So what is it?
If your answer was VMware marketing term, then you win 50 Schrute Bucks!
The VMware vStorage API is actually a blanket umbrella term that encompasses 4 separate individual APIs, all with different functionalities:
- vStorage API for Data Protection (VADP)
- vStorage API for Site Recovery Manager (VASRM)
- vStorage API for Multi-pathing (VAMP)
- vStorage API for Array Integration (VAAI)
I’m actually going to quote one of Chad Sakac’s reply on a blog about these 4 APIs as he has done a great job of explaining the differences:
1) vStorage API for Data Protection – a set of APIs focused on local backup/recovery use cases.
2) vStorage APIs for Site Recovery Manager – a set of APIs focused on array vendor remote replication such that they can be orchestrated by Site Recovery Manager.
3) vStorage APIs for Multipathing (otherwise known as the Pluggable Storage Architecture). A set of APIs for 3rd parties to extend vSphere’s core multipathing architectures.
4) vStorage APIs for Array Integration (VAAI). Technically not in vSphere 4, but have been discussed in VMworld events in the past. Will be available in future vSphere-generation releases. This allow array vendors to “offload” various tasks from the ESX host’s vmkernel stack – things like writing blocks that make up VMs, copying/snapshotting blocks, doing thin-provisioning out of space handling, and also a much more advanced global locking mechanism than VMFS uses today. These each will make common actions 5x-10x faster (clone, deploy from template, create a FT VM), and improve VMFS scaling by an order of magnitude. More on that here, for folks that are interested (note that when I wrote this, vStorage API for Data Protection was called the VCB Backup Framework)
Generally when the vStorage APIs are brought up, most people think about backups and the new Change Block Tracking feature in vSphere. That is because VMware and other 3rd party backup vendors has done a good job of marketing this "must have" feature. Leveraging Change Block Tracking helps decrease the duration of a backup by only copying the blocks that have changed and some users have seen up to 5-10x increase in speed.
This is great! But now you might ask the question, how do I use vStorage API for Data Protection and how does it tie into VMware's VCB product? Both the vStorage API for Data Protection and VCB are backup API frameworks, they are similar in functionality but different in features (for a break down of the two, take a look at this VMware blog post). VADP will be pretty much hidden from the end user's perspective, you just need to ensure that backup vendors are implementing it and utilizing Change Block Tracking to efficiently backup your VMs. VADP is only available in vSphere and not in VI 3.5.
If you want to write your own backup application, then you will need to know how to hook into VADP. As far as I understand today, and correct me if I'm wrong, the vStorage API for Data Protection is actually the combination of the vSphere 4.0 API + VMware Virtual Disk Development Kit (VDDK) which are both available to users to develop against. There's actually a guide within the VDDK page on Designing Backup Solutions for VMware vSphere which goes into great detail on creating a backup solution using the Change Block Tracking feature.

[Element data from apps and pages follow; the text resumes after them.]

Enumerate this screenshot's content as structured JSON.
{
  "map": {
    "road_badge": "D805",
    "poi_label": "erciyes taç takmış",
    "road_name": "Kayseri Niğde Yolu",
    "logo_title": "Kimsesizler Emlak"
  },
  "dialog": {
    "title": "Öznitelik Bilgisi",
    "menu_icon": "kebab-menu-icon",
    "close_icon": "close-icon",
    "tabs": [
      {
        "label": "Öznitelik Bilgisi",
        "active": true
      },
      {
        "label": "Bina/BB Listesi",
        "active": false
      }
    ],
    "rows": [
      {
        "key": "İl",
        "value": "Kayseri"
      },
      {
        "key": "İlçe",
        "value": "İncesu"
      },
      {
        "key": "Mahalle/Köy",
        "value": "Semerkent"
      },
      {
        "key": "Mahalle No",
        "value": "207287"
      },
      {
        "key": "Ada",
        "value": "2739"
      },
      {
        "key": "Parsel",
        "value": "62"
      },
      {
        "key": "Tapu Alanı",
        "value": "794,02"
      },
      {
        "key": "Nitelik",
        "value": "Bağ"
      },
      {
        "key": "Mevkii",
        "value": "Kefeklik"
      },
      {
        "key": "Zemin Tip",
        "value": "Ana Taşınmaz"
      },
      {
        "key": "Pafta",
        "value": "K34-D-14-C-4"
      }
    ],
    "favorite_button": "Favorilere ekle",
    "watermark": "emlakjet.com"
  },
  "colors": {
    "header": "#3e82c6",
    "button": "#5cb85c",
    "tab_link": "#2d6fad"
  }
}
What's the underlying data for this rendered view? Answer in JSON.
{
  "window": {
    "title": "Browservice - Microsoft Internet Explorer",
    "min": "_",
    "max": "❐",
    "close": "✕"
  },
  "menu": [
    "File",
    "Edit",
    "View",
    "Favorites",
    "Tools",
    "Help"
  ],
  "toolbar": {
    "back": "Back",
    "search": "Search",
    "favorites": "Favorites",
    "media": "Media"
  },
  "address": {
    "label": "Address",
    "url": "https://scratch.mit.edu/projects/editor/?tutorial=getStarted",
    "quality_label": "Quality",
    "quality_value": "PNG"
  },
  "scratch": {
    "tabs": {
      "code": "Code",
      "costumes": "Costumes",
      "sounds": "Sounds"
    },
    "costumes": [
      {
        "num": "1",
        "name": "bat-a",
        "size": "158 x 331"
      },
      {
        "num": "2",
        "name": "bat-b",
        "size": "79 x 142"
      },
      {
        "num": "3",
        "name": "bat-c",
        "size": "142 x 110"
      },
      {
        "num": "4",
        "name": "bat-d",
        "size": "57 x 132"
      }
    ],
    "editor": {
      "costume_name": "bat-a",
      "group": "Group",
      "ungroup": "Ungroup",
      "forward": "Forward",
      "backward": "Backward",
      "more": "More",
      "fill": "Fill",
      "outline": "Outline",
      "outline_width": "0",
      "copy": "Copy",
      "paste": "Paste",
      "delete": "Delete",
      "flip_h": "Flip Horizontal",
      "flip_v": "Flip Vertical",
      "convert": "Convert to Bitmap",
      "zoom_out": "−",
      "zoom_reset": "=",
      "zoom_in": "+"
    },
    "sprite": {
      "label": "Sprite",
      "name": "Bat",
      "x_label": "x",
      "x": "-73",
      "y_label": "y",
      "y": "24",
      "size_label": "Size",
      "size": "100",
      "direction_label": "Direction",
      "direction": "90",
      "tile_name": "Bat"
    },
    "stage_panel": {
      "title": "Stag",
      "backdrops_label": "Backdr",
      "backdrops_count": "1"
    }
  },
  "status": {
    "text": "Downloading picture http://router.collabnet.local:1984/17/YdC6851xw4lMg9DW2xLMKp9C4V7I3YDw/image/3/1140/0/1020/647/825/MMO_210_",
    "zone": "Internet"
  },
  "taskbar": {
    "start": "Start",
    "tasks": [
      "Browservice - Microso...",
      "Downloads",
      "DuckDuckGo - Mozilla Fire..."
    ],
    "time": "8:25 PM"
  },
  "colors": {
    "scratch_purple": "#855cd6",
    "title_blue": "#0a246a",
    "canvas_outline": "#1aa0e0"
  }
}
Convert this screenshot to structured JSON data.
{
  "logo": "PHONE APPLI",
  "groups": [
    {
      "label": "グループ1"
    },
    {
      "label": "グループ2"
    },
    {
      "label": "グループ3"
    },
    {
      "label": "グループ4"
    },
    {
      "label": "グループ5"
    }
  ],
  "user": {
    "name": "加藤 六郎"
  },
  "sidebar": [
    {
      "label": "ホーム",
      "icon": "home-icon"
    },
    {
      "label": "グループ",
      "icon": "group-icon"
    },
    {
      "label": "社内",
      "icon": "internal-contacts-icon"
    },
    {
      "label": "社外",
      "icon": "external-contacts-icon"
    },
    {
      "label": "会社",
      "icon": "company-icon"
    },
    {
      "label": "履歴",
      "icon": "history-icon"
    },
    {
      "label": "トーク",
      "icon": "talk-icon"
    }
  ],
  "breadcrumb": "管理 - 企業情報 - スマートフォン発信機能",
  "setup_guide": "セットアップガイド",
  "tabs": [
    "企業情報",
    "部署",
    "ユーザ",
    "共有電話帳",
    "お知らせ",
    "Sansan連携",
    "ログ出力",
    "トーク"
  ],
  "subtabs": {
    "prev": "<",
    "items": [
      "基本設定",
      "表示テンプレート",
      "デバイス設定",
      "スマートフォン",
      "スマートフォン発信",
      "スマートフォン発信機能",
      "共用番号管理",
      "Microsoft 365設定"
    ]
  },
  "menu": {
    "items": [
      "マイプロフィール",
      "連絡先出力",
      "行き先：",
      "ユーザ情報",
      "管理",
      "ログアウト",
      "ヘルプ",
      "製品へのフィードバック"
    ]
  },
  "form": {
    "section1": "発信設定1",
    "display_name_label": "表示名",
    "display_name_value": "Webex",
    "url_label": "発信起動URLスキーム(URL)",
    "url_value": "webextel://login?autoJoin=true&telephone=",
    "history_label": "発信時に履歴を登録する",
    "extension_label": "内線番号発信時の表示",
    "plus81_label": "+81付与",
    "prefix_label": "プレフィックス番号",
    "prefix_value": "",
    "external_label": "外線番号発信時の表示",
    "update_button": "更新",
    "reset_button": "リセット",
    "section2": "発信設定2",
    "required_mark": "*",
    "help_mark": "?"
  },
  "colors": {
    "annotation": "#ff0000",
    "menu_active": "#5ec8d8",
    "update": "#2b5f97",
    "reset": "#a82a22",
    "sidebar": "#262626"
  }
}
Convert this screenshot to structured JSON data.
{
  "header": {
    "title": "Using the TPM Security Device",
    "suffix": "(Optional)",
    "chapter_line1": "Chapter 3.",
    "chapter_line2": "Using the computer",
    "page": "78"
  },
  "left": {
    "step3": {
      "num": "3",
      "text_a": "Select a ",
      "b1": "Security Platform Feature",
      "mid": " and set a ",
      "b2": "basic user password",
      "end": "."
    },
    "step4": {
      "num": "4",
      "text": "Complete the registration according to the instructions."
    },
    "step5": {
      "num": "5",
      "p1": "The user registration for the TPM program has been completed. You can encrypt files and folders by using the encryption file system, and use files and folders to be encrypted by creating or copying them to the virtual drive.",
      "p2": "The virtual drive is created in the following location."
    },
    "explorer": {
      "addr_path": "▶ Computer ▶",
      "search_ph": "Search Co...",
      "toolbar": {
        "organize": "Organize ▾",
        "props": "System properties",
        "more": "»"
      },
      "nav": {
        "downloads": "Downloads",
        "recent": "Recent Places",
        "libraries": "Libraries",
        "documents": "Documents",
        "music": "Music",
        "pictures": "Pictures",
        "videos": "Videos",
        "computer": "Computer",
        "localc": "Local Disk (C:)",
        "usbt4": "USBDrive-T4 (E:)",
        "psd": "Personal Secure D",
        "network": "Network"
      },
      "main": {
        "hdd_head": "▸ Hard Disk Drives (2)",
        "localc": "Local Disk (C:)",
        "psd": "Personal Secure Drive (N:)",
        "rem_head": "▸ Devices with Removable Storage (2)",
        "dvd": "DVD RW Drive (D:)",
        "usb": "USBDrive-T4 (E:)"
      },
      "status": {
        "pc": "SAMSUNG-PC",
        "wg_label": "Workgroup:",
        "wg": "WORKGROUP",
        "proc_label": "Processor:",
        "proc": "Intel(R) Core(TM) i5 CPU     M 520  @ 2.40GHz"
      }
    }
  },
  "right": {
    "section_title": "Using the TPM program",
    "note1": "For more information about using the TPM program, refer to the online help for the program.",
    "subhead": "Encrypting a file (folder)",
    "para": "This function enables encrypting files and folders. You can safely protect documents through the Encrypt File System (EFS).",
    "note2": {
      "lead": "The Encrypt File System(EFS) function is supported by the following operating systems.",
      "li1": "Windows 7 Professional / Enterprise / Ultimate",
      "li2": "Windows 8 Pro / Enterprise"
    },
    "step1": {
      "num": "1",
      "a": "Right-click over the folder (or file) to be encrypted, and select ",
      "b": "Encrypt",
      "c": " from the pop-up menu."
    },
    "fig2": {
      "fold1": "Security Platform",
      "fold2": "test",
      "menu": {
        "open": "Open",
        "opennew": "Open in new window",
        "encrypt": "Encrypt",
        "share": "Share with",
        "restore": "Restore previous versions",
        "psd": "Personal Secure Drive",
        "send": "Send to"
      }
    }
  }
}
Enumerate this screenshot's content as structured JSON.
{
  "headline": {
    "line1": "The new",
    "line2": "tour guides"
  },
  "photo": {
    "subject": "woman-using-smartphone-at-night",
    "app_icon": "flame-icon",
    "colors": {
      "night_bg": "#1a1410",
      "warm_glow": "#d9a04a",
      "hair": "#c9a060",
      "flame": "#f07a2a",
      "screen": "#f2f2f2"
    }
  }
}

The three other APIs (VASRM, VAMP and VAAI) are targeted at third party hardware/software vendors and storage array providers to hook in their special sauces with the various VMware solutions. This includes hooking into Site Recovery Manager, PSA (Pluggable Storage Architecture) plugins and offloading VMware operations such as VM cloning and storage vMotions, etc. onto the actual storage array. These APIs are only exposed to partners who provide solutions to one of these features and are not available to the public for general use.
I personally think vStorage API is going to be a game changer and Change Block Tracking is just one of the many cool features to come!
Hopefully this all made sense and if you're interested to learn more about the vStorage API and some of the upcoming features, take a look at these additional resources: